Quantum computing is one of the most important key technologies for the 21st century and is believed to be able to solve computational problems substantially faster than any classical super computer existing on Earth. For example, researchers would like to use that performance power of quantum computers to simulate the interactions of molecules or their possible energetic states, which could lead to breakthroughs in the medical drug development. Applications from the field of artificial intelligence and the processing of big data could also make a huge leap forward with quantum computers. Diseases or the weather could be predicted in the long term.
By 2020, a quantum processor has only been realised on a small-scale laboratory level by using between 50 and 70 qubits. A qubit is the quantum equivalent of the ‘bit” in a classic computer, where two bits can only represent one number at a time. In a quantum computer, on the other hand, a qubit can assume an infinite number of different states at the same time. The quantum computer is therefore significantly faster. One of the very serious challenges for this growing technology is the ability to store and manipulate qubits in crystal systems of different materials.
Many technologies have been suggested to accomplish this task, but one of the most promising are the room-temperature (RT) qubits. RT qubits, as the name suggests, can be stored and manipulated at room temperature, unlike other alternative technologies, which require high technological support to create the special atmospheric conditions required for their qubits to function.
The most famous implementation for the RT qubits appears in the negatively charged nitrogen vacancy (NV-1) in diamond crystal systems. Although the (NV-1) in diamond has shown great success in terms of functionality, it has shortcomings when it comes to highly expensive large-scale industrial manufacturing with these qubit configurations. For that reason, it was necessary to find alternative materials that pursue the same functionality as diamond, but are more compatible with present manufacturing technologies.
In this research project AGYA alumni Kalman Graffi (Honda Research Institute Europe GmbH) and AGYA member Nageh Allam (American University in Cairo) investigated Zinc-based crystals (Zinc Oxides and Zinc Sulphides), which have been closely studied with the NV-1 center in diamond systems, in order to find out whether they can successfully be used as RT qubits. The choice for the (NV-1) center was obviously because of its familiarity and its success with other types of hosts like diamond and silicon carbide.

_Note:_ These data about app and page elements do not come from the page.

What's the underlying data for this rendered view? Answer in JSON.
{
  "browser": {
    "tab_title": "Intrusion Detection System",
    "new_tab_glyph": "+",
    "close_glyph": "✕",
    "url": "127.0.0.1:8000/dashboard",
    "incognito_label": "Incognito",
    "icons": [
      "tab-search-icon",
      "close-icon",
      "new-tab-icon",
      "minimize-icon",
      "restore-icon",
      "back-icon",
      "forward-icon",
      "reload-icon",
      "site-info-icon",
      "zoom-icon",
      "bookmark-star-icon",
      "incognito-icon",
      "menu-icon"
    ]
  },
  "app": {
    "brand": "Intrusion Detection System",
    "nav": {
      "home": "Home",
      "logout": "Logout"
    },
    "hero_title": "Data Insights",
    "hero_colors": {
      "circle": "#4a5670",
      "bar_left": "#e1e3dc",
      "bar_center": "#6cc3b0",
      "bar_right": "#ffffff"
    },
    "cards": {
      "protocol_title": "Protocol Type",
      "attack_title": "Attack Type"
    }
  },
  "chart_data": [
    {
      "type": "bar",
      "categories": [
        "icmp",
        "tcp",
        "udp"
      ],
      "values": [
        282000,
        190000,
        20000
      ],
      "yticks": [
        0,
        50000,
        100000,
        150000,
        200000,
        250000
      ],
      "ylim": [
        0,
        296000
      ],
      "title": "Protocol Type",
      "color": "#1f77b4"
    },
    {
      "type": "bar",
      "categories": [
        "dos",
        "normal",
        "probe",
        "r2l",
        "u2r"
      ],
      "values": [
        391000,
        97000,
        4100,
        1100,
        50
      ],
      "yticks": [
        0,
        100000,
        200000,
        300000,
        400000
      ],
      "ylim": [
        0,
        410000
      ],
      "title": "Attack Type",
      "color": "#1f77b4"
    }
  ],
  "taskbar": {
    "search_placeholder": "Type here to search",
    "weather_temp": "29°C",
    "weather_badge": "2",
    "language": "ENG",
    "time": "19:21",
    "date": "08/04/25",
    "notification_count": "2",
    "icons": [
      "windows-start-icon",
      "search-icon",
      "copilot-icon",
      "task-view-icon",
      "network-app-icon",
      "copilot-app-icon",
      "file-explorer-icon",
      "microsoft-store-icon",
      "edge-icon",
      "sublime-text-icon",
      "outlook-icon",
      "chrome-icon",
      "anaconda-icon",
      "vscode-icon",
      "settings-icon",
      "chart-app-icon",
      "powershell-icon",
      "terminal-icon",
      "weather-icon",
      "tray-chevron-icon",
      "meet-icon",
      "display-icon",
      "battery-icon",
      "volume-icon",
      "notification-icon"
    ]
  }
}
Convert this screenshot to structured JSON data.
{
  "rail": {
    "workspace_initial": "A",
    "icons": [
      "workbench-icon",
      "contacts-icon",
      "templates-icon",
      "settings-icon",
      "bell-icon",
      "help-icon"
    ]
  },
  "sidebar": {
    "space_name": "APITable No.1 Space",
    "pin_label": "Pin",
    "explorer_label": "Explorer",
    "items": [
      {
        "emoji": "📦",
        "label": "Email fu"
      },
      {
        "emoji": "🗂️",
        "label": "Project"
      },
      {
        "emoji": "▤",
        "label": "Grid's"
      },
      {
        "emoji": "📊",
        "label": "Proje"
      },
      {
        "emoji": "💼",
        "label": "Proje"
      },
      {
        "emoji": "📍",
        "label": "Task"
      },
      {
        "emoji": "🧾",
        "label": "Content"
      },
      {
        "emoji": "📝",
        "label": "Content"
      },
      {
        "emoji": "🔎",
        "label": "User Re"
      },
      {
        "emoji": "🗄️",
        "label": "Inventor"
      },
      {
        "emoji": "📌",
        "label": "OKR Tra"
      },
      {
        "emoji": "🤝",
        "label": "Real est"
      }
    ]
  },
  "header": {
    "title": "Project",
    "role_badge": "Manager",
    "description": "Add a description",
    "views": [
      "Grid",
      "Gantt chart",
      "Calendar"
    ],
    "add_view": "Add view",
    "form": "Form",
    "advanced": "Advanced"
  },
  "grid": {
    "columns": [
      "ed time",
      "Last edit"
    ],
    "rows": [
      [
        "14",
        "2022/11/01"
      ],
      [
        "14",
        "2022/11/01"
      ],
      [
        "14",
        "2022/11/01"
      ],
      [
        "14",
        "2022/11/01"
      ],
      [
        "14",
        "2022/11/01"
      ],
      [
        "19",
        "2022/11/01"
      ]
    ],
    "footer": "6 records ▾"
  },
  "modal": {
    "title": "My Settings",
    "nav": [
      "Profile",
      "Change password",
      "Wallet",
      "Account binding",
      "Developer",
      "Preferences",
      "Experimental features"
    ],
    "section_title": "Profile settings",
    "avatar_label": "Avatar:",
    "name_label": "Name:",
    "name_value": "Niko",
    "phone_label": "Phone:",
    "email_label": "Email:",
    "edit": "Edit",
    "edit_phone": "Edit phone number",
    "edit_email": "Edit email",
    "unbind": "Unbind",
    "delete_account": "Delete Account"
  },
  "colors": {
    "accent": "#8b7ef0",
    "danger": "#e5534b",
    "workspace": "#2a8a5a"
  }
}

This project also included and connected young talented research assistants from research institutions in Germany and Egypt. Similar experiments on the energetic states and properties on the quantum level of new materials have been also realised in the framework of other AGYA projects (see also).
- Disciplines Involved
- Computer Sciences, Physics, Material Sciences
- University of Düsseldorf, Germany
- American University in Cairo, Egypt
- Project Title
- Are Diamonds Really Qubits Best Friends?
- Funding Scheme
- Alumni Project
- Countries Involved
- Egypt, Germany